The first day of FutureTech in San Francisco brought together several speakers from the venture capital, consulting and design and construction industries, all of whom delivered a similar message: That the design and construction industries must become more efficient to deliver smarter, connected, and more sustainable buildings.
"Construction is the last major sector of the economy not to be transformed by technology. It is very disconnected. We’ve crossed the threshold where half the people in the world live in cities," according to Keynote Speaker Jesse DeVitte, managing partner of venture capital firm Borealis Ventures. "Increasing demand will require that design, construction and operation of the built environment becomes dramatically more efficient. Technology is the catalyst to drive this quest for efficiency through the entire design-build-operate continuum."
Jake Macholtz, vice president of technology solutions at Kiewit Construction, and Johnny Clemmons, Global Industry Director at Kiewit's database platform provider SAP, told the sold-out audience how they moved Kiewit's data from legacy systems to a modern, visual interactive reporting system based on Kiewit project data saved in SAP's repository. It was a shift from a cost to be managed to an asset to be managed.
A common hurdle for all of the speakers was that building project data was ofen unstructured, held in disparate systems and, in many cases, hoarded by project stakeholders.

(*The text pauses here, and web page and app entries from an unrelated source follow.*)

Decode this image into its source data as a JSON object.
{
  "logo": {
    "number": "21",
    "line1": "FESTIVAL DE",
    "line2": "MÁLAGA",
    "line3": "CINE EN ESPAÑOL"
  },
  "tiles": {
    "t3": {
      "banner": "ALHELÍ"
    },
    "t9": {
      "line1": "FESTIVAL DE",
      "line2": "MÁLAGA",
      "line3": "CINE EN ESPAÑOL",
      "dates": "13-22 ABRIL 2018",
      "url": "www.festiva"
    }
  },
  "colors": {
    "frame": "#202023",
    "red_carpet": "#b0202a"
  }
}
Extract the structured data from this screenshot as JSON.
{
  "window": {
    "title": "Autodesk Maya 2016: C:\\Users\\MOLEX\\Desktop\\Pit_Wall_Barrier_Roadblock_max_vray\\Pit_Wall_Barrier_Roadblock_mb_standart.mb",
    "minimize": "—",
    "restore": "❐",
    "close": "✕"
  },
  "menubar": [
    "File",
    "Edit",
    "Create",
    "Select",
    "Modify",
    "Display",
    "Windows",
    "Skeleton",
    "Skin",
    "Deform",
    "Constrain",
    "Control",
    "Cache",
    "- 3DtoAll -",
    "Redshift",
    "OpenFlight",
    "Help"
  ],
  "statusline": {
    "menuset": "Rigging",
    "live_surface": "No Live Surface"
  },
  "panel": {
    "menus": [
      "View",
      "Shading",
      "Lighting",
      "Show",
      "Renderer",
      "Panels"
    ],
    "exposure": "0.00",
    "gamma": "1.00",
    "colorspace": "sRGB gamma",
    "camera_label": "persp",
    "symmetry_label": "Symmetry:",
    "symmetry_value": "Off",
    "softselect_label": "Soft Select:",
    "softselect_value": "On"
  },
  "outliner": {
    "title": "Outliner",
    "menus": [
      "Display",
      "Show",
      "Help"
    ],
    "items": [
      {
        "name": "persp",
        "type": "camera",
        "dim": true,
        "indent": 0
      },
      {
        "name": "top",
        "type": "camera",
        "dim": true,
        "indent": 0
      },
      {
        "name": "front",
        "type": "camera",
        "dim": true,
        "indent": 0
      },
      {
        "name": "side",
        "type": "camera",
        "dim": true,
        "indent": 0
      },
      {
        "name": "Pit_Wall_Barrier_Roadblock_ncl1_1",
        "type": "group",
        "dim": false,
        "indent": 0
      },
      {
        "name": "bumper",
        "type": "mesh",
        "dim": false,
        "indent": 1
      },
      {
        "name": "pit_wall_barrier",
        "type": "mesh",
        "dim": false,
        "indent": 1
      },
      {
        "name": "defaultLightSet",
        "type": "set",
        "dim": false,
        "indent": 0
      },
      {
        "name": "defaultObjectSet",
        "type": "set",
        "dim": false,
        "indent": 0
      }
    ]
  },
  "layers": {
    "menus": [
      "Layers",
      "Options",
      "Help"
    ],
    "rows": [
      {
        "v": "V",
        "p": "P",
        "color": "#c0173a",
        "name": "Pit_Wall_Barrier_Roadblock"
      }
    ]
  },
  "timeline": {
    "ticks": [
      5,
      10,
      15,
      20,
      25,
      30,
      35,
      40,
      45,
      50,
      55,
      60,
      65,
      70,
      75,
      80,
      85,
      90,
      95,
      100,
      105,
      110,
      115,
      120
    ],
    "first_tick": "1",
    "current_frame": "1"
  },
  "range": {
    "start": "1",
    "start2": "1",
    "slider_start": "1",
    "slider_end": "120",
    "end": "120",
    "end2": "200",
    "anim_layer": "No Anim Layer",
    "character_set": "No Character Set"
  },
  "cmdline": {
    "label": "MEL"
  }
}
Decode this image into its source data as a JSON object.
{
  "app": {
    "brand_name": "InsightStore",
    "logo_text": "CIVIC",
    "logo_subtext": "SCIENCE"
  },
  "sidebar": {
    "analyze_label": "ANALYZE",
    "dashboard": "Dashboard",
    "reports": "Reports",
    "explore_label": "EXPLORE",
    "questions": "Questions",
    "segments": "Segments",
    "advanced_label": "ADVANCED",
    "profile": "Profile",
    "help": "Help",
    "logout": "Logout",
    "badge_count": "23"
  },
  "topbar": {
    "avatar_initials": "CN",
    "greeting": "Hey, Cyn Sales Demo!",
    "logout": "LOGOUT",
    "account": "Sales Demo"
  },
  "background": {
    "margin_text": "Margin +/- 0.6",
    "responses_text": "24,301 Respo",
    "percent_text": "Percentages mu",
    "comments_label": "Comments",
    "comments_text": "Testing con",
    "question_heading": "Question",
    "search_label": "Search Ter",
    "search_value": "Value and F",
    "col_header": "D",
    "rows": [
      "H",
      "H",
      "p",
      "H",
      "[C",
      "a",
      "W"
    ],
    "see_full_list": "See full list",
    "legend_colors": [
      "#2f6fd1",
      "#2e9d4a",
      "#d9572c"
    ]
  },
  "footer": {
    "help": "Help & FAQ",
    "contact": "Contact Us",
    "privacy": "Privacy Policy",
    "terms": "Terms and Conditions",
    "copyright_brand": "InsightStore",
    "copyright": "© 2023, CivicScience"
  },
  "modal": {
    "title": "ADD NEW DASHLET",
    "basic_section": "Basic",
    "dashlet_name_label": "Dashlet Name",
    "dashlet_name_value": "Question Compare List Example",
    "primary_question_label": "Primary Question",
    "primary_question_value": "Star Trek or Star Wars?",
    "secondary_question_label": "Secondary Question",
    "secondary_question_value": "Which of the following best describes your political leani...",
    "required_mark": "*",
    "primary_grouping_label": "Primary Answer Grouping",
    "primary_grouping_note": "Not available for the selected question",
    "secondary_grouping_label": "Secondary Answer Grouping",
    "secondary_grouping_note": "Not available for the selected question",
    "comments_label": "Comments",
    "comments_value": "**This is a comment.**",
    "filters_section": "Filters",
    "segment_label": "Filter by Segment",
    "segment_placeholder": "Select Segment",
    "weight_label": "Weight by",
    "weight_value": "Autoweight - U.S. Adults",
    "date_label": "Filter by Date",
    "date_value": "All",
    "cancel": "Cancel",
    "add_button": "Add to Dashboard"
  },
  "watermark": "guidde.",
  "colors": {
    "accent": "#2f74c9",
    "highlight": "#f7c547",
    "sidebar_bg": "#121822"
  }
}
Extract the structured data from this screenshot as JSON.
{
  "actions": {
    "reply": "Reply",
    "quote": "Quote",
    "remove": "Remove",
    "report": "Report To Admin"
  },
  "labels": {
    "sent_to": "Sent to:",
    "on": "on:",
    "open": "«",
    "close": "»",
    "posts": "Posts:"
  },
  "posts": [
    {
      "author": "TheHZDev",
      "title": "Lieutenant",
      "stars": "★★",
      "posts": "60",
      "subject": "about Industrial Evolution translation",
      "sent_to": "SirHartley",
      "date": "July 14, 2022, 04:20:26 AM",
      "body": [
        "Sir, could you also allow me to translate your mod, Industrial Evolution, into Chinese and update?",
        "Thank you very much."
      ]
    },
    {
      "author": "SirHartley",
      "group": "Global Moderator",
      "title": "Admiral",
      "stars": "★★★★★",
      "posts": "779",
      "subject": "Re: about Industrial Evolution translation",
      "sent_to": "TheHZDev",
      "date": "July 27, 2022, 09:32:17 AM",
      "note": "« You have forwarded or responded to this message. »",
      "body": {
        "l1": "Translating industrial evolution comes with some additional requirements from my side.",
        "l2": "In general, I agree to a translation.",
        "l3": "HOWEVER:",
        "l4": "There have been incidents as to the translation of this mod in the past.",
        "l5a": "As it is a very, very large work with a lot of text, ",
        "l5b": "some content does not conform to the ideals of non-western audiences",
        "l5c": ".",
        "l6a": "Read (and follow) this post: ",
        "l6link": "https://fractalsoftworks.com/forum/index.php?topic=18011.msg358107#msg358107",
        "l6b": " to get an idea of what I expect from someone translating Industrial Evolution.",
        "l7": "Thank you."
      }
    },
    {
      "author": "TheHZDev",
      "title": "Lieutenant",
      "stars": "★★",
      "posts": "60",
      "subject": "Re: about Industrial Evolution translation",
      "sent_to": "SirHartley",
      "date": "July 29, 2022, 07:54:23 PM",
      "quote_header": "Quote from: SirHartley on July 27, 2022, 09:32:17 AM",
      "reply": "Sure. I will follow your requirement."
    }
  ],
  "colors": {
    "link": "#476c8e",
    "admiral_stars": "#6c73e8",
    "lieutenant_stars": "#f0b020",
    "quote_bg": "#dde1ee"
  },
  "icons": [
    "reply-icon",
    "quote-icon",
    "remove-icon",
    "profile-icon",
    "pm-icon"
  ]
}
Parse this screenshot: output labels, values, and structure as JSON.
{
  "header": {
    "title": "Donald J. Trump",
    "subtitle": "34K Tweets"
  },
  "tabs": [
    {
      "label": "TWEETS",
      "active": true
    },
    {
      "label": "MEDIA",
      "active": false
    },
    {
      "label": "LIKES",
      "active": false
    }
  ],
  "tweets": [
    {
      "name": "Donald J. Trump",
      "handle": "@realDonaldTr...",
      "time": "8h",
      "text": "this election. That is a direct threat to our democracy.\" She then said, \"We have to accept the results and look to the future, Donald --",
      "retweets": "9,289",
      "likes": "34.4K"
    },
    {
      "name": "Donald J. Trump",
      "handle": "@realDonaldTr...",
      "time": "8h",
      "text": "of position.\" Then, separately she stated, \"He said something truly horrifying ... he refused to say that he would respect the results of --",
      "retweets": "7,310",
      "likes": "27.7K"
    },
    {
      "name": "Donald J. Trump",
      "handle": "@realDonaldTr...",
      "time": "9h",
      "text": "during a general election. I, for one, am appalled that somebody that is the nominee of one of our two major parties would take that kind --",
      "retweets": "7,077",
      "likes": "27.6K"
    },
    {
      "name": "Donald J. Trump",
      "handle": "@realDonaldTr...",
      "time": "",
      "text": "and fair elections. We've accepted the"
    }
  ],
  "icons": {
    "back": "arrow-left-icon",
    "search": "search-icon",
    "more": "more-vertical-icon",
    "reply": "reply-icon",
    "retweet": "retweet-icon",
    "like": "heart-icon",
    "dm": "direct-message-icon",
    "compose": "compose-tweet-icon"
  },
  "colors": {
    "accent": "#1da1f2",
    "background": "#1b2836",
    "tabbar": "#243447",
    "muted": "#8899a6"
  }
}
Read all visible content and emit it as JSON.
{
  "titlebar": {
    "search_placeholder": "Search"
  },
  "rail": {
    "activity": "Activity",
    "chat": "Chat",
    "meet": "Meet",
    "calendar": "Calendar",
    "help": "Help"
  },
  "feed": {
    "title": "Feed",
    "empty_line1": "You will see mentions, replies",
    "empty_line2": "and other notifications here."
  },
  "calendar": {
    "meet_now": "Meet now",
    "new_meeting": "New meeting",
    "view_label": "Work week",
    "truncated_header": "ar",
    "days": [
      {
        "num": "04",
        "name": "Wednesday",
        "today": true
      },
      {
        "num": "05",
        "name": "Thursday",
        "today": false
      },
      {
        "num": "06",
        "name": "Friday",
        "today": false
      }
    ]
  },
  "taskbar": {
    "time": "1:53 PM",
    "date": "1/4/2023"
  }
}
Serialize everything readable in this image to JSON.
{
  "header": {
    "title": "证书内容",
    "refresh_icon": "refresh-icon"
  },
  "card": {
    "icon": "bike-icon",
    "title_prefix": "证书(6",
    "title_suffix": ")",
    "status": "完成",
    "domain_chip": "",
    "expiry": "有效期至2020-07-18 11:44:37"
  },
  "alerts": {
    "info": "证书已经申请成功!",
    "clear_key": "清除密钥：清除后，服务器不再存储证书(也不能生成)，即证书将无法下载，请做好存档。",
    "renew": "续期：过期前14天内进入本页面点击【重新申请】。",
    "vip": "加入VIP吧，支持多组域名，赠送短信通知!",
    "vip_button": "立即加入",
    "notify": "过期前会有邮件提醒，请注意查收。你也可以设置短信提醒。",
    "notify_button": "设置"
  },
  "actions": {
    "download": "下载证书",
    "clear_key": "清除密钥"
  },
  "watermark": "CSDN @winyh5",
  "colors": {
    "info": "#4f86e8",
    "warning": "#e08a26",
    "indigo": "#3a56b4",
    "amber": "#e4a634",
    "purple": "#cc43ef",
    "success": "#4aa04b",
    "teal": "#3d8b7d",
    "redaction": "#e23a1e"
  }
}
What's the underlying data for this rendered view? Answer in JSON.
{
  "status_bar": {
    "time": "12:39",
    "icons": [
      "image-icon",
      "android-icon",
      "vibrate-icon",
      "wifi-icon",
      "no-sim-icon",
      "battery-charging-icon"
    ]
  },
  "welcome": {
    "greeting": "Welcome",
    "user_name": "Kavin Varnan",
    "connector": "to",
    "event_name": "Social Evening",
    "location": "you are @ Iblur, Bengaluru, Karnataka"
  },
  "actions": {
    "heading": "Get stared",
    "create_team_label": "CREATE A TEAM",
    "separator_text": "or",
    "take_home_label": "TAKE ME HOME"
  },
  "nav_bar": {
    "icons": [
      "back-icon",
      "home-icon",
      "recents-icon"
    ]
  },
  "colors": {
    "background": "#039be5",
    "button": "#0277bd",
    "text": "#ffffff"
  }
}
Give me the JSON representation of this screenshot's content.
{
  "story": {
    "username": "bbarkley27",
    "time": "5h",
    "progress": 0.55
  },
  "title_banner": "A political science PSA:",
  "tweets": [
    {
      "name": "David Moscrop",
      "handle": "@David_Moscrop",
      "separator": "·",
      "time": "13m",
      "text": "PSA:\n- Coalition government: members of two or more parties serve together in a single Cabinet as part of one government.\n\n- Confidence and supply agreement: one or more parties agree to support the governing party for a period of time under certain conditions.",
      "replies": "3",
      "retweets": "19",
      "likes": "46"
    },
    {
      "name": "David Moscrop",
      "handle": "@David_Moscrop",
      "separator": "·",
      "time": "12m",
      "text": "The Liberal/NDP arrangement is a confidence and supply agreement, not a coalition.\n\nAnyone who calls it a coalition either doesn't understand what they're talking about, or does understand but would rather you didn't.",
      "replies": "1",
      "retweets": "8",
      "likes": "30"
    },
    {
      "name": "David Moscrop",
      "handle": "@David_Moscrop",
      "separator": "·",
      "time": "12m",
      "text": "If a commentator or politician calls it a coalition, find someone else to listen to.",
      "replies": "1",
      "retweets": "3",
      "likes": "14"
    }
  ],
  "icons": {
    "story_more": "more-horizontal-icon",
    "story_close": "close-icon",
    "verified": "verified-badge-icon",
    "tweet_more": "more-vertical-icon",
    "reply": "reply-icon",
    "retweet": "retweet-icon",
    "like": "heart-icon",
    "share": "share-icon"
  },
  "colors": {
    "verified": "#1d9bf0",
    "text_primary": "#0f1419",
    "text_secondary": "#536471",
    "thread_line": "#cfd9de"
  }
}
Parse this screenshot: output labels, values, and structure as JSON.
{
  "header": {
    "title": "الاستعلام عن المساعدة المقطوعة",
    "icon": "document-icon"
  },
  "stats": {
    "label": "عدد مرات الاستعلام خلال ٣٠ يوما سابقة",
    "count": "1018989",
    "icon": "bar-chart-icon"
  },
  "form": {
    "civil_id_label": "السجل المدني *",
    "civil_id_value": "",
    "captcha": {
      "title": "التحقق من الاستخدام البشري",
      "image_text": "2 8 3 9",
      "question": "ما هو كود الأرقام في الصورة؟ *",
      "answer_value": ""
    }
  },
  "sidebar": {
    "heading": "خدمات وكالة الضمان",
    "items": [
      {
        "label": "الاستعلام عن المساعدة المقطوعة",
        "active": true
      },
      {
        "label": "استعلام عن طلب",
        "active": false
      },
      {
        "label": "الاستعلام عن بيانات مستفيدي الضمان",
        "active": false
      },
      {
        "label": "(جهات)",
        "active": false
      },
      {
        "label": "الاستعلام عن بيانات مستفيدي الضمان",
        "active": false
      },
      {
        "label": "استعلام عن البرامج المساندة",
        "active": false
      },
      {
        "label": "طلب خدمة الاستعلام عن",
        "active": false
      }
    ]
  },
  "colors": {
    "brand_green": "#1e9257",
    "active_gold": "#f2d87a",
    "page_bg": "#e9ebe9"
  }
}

McKinsey & Company Partner Jose Luis Blanco Alvarez stressed in his closing keynote speech that digital technology is an enabler for faster impact on construction productivity. Construction can catch up with the overall economy by using digital technology, he intimated, perhaps even growing an order of magnitude faster than the rest of the non-farm economy. He pointed to the Internet of Things and drone data being rapidly adopted to allow designers, planners, construction professionals and building operations to make better, faster decisions.